What is needed> Pull every line of the entries that has the word "module".

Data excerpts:
###
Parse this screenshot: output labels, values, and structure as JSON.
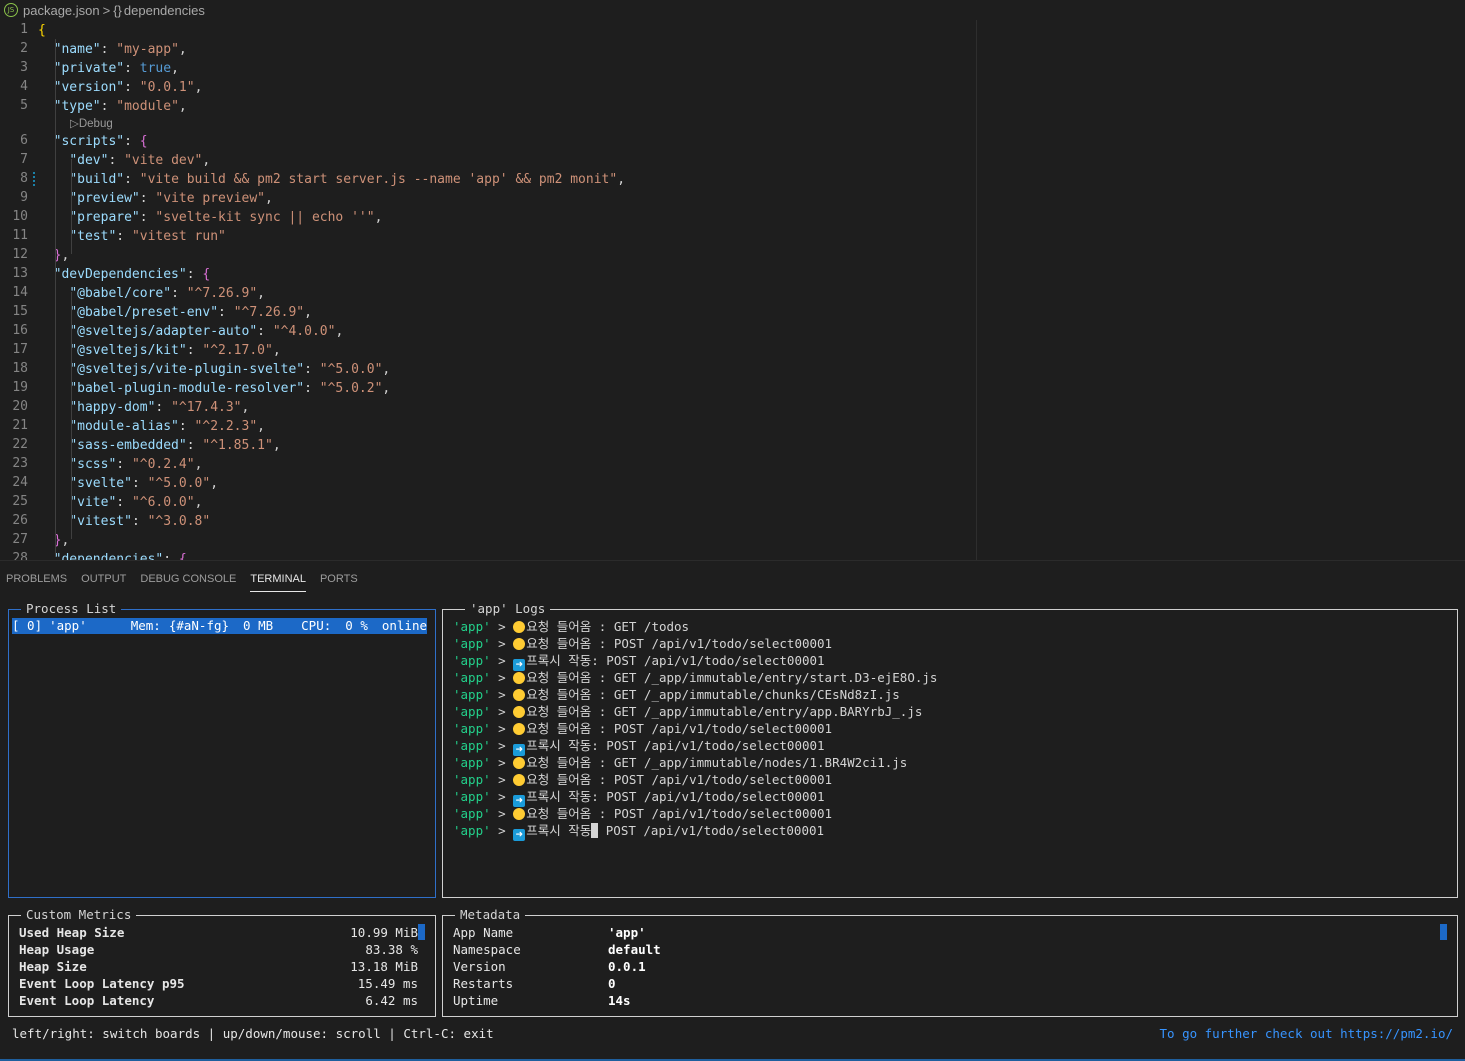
{
  "breadcrumb": {
    "file_icon_text": "JS",
    "file": "package.json",
    "separator": ">",
    "braces": "{}",
    "symbol": "dependencies"
  },
  "editor": {
    "codelens": "▷Debug",
    "lines": [
      {
        "n": "1",
        "tokens": [
          {
            "t": "{",
            "c": "b1"
          }
        ]
      },
      {
        "n": "2",
        "tokens": [
          {
            "t": "  "
          },
          {
            "t": "\"name\"",
            "c": "k"
          },
          {
            "t": ": ",
            "c": "p"
          },
          {
            "t": "\"my-app\"",
            "c": "s"
          },
          {
            "t": ",",
            "c": "p"
          }
        ]
      },
      {
        "n": "3",
        "tokens": [
          {
            "t": "  "
          },
          {
            "t": "\"private\"",
            "c": "k"
          },
          {
            "t": ": ",
            "c": "p"
          },
          {
            "t": "true",
            "c": "kw"
          },
          {
            "t": ",",
            "c": "p"
          }
        ]
      },
      {
        "n": "4",
        "tokens": [
          {
            "t": "  "
          },
          {
            "t": "\"version\"",
            "c": "k"
          },
          {
            "t": ": ",
            "c": "p"
          },
          {
            "t": "\"0.0.1\"",
            "c": "s"
          },
          {
            "t": ",",
            "c": "p"
          }
        ]
      },
      {
        "n": "5",
        "tokens": [
          {
            "t": "  "
          },
          {
            "t": "\"type\"",
            "c": "k"
          },
          {
            "t": ": ",
            "c": "p"
          },
          {
            "t": "\"module\"",
            "c": "s"
          },
          {
            "t": ",",
            "c": "p"
          }
        ]
      },
      {
        "n": "6",
        "tokens": [
          {
            "t": "  "
          },
          {
            "t": "\"scripts\"",
            "c": "k"
          },
          {
            "t": ": ",
            "c": "p"
          },
          {
            "t": "{",
            "c": "b2"
          }
        ]
      },
      {
        "n": "7",
        "tokens": [
          {
            "t": "    "
          },
          {
            "t": "\"dev\"",
            "c": "k"
          },
          {
            "t": ": ",
            "c": "p"
          },
          {
            "t": "\"vite dev\"",
            "c": "s"
          },
          {
            "t": ",",
            "c": "p"
          }
        ]
      },
      {
        "n": "8",
        "tokens": [
          {
            "t": "    "
          },
          {
            "t": "\"build\"",
            "c": "k"
          },
          {
            "t": ": ",
            "c": "p"
          },
          {
            "t": "\"vite build && pm2 start server.js --name 'app' && pm2 monit\"",
            "c": "s"
          },
          {
            "t": ",",
            "c": "p"
          }
        ]
      },
      {
        "n": "9",
        "tokens": [
          {
            "t": "    "
          },
          {
            "t": "\"preview\"",
            "c": "k"
          },
          {
            "t": ": ",
            "c": "p"
          },
          {
            "t": "\"vite preview\"",
            "c": "s"
          },
          {
            "t": ",",
            "c": "p"
          }
        ]
      },
      {
        "n": "10",
        "tokens": [
          {
            "t": "    "
          },
          {
            "t": "\"prepare\"",
            "c": "k"
          },
          {
            "t": ": ",
            "c": "p"
          },
          {
            "t": "\"svelte-kit sync || echo ''\"",
            "c": "s"
          },
          {
            "t": ",",
            "c": "p"
          }
        ]
      },
      {
        "n": "11",
        "tokens": [
          {
            "t": "    "
          },
          {
            "t": "\"test\"",
            "c": "k"
          },
          {
            "t": ": ",
            "c": "p"
          },
          {
            "t": "\"vitest run\"",
            "c": "s"
          }
        ]
      },
      {
        "n": "12",
        "tokens": [
          {
            "t": "  "
          },
          {
            "t": "}",
            "c": "b2"
          },
          {
            "t": ",",
            "c": "p"
          }
        ]
      },
      {
        "n": "13",
        "tokens": [
          {
            "t": "  "
          },
          {
            "t": "\"devDependencies\"",
            "c": "k"
          },
          {
            "t": ": ",
            "c": "p"
          },
          {
            "t": "{",
            "c": "b2"
          }
        ]
      },
      {
        "n": "14",
        "tokens": [
          {
            "t": "    "
          },
          {
            "t": "\"@babel/core\"",
            "c": "k"
          },
          {
            "t": ": ",
            "c": "p"
          },
          {
            "t": "\"^7.26.9\"",
            "c": "s"
          },
          {
            "t": ",",
            "c": "p"
          }
        ]
      },
      {
        "n": "15",
        "tokens": [
          {
            "t": "    "
          },
          {
            "t": "\"@babel/preset-env\"",
            "c": "k"
          },
          {
            "t": ": ",
            "c": "p"
          },
          {
            "t": "\"^7.26.9\"",
            "c": "s"
          },
          {
            "t": ",",
            "c": "p"
          }
        ]
      },
      {
        "n": "16",
        "tokens": [
          {
            "t": "    "
          },
          {
            "t": "\"@sveltejs/adapter-auto\"",
            "c": "k"
          },
          {
            "t": ": ",
            "c": "p"
          },
          {
            "t": "\"^4.0.0\"",
            "c": "s"
          },
          {
            "t": ",",
            "c": "p"
          }
        ]
      },
      {
        "n": "17",
        "tokens": [
          {
            "t": "    "
          },
          {
            "t": "\"@sveltejs/kit\"",
            "c": "k"
          },
          {
            "t": ": ",
            "c": "p"
          },
          {
            "t": "\"^2.17.0\"",
            "c": "s"
          },
          {
            "t": ",",
            "c": "p"
          }
        ]
      },
      {
        "n": "18",
        "tokens": [
          {
            "t": "    "
          },
          {
            "t": "\"@sveltejs/vite-plugin-svelte\"",
            "c": "k"
          },
          {
            "t": ": ",
            "c": "p"
          },
          {
            "t": "\"^5.0.0\"",
            "c": "s"
          },
          {
            "t": ",",
            "c": "p"
          }
        ]
      },
      {
        "n": "19",
        "tokens": [
          {
            "t": "    "
          },
          {
            "t": "\"babel-plugin-module-resolver\"",
            "c": "k"
          },
          {
            "t": ": ",
            "c": "p"
          },
          {
            "t": "\"^5.0.2\"",
            "c": "s"
          },
          {
            "t": ",",
            "c": "p"
          }
        ]
      },
      {
        "n": "20",
        "tokens": [
          {
            "t": "    "
          },
          {
            "t": "\"happy-dom\"",
            "c": "k"
          },
          {
            "t": ": ",
            "c": "p"
          },
          {
            "t": "\"^17.4.3\"",
            "c": "s"
          },
          {
            "t": ",",
            "c": "p"
          }
        ]
      },
      {
        "n": "21",
        "tokens": [
          {
            "t": "    "
          },
          {
            "t": "\"module-alias\"",
            "c": "k"
          },
          {
            "t": ": ",
            "c": "p"
          },
          {
            "t": "\"^2.2.3\"",
            "c": "s"
          },
          {
            "t": ",",
            "c": "p"
          }
        ]
      },
      {
        "n": "22",
        "tokens": [
          {
            "t": "    "
          },
          {
            "t": "\"sass-embedded\"",
            "c": "k"
          },
          {
            "t": ": ",
            "c": "p"
          },
          {
            "t": "\"^1.85.1\"",
            "c": "s"
          },
          {
            "t": ",",
            "c": "p"
          }
        ]
      },
      {
        "n": "23",
        "tokens": [
          {
            "t": "    "
          },
          {
            "t": "\"scss\"",
            "c": "k"
          },
          {
            "t": ": ",
            "c": "p"
          },
          {
            "t": "\"^0.2.4\"",
            "c": "s"
          },
          {
            "t": ",",
            "c": "p"
          }
        ]
      },
      {
        "n": "24",
        "tokens": [
          {
            "t": "    "
          },
          {
            "t": "\"svelte\"",
            "c": "k"
          },
          {
            "t": ": ",
            "c": "p"
          },
          {
            "t": "\"^5.0.0\"",
            "c": "s"
          },
          {
            "t": ",",
            "c": "p"
          }
        ]
      },
      {
        "n": "25",
        "tokens": [
          {
            "t": "    "
          },
          {
            "t": "\"vite\"",
            "c": "k"
          },
          {
            "t": ": ",
            "c": "p"
          },
          {
            "t": "\"^6.0.0\"",
            "c": "s"
          },
          {
            "t": ",",
            "c": "p"
          }
        ]
      },
      {
        "n": "26",
        "tokens": [
          {
            "t": "    "
          },
          {
            "t": "\"vitest\"",
            "c": "k"
          },
          {
            "t": ": ",
            "c": "p"
          },
          {
            "t": "\"^3.0.8\"",
            "c": "s"
          }
        ]
      },
      {
        "n": "27",
        "tokens": [
          {
            "t": "  "
          },
          {
            "t": "}",
            "c": "b2"
          },
          {
            "t": ",",
            "c": "p"
          }
        ]
      },
      {
        "n": "28",
        "tokens": [
          {
            "t": "  "
          },
          {
            "t": "\"dependencies\"",
            "c": "k"
          },
          {
            "t": ": ",
            "c": "p"
          },
          {
            "t": "{",
            "c": "b2"
          }
        ]
      }
    ]
  },
  "panel": {
    "tabs": [
      {
        "label": "PROBLEMS",
        "active": false
      },
      {
        "label": "OUTPUT",
        "active": false
      },
      {
        "label": "DEBUG CONSOLE",
        "active": false
      },
      {
        "label": "TERMINAL",
        "active": true
      },
      {
        "label": "PORTS",
        "active": false
      }
    ]
  },
  "pm2": {
    "process_list": {
      "title": "Process List",
      "row": {
        "id": "[ 0]",
        "name": "'app'",
        "mem_label": "Mem:",
        "mem_value": "{#aN-fg}",
        "mem_size": "0 MB",
        "cpu_label": "CPU:",
        "cpu_value": "0 %",
        "status": "online"
      }
    },
    "logs": {
      "title": "'app' Logs",
      "lines": [
        {
          "app": "'app'",
          "sep": " > ",
          "icon": "dot",
          "kind": "요청 들어옴 : ",
          "msg": "GET /todos"
        },
        {
          "app": "'app'",
          "sep": " > ",
          "icon": "dot",
          "kind": "요청 들어옴 : ",
          "msg": "POST /api/v1/todo/select00001"
        },
        {
          "app": "'app'",
          "sep": " > ",
          "icon": "arrow",
          "kind": "프록시 작동: ",
          "msg": "POST /api/v1/todo/select00001"
        },
        {
          "app": "'app'",
          "sep": " > ",
          "icon": "dot",
          "kind": "요청 들어옴 : ",
          "msg": "GET /_app/immutable/entry/start.D3-ejE8O.js"
        },
        {
          "app": "'app'",
          "sep": " > ",
          "icon": "dot",
          "kind": "요청 들어옴 : ",
          "msg": "GET /_app/immutable/chunks/CEsNd8zI.js"
        },
        {
          "app": "'app'",
          "sep": " > ",
          "icon": "dot",
          "kind": "요청 들어옴 : ",
          "msg": "GET /_app/immutable/entry/app.BARYrbJ_.js"
        },
        {
          "app": "'app'",
          "sep": " > ",
          "icon": "dot",
          "kind": "요청 들어옴 : ",
          "msg": "POST /api/v1/todo/select00001"
        },
        {
          "app": "'app'",
          "sep": " > ",
          "icon": "arrow",
          "kind": "프록시 작동: ",
          "msg": "POST /api/v1/todo/select00001"
        },
        {
          "app": "'app'",
          "sep": " > ",
          "icon": "dot",
          "kind": "요청 들어옴 : ",
          "msg": "GET /_app/immutable/nodes/1.BR4W2ci1.js"
        },
        {
          "app": "'app'",
          "sep": " > ",
          "icon": "dot",
          "kind": "요청 들어옴 : ",
          "msg": "POST /api/v1/todo/select00001"
        },
        {
          "app": "'app'",
          "sep": " > ",
          "icon": "arrow",
          "kind": "프록시 작동: ",
          "msg": "POST /api/v1/todo/select00001"
        },
        {
          "app": "'app'",
          "sep": " > ",
          "icon": "dot",
          "kind": "요청 들어옴 : ",
          "msg": "POST /api/v1/todo/select00001"
        },
        {
          "app": "'app'",
          "sep": " > ",
          "icon": "arrow",
          "kind": "프록시 작동",
          "msg": " POST /api/v1/todo/select00001",
          "cursor": true
        }
      ]
    },
    "custom_metrics": {
      "title": "Custom Metrics",
      "rows": [
        {
          "label": "Used Heap Size",
          "value": "10.99 MiB"
        },
        {
          "label": "Heap Usage",
          "value": "83.38 %"
        },
        {
          "label": "Heap Size",
          "value": "13.18 MiB"
        },
        {
          "label": "Event Loop Latency p95",
          "value": "15.49 ms"
        },
        {
          "label": "Event Loop Latency",
          "value": "6.42 ms"
        }
      ]
    },
    "metadata": {
      "title": "Metadata",
      "rows": [
        {
          "label": "App Name",
          "value": "'app'"
        },
        {
          "label": "Namespace",
          "value": "default"
        },
        {
          "label": "Version",
          "value": "0.0.1"
        },
        {
          "label": "Restarts",
          "value": "0"
        },
        {
          "label": "Uptime",
          "value": "14s"
        }
      ]
    },
    "footer_left": "left/right: switch boards | up/down/mouse: scroll | Ctrl-C: exit",
    "footer_right": "To go further check out https://pm2.io/"
  }
}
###
Answer space>
            "t": "\"module\"",
            "t": "\"babel-plugin-module-resolver\"",
            "t": "\"module-alias\"",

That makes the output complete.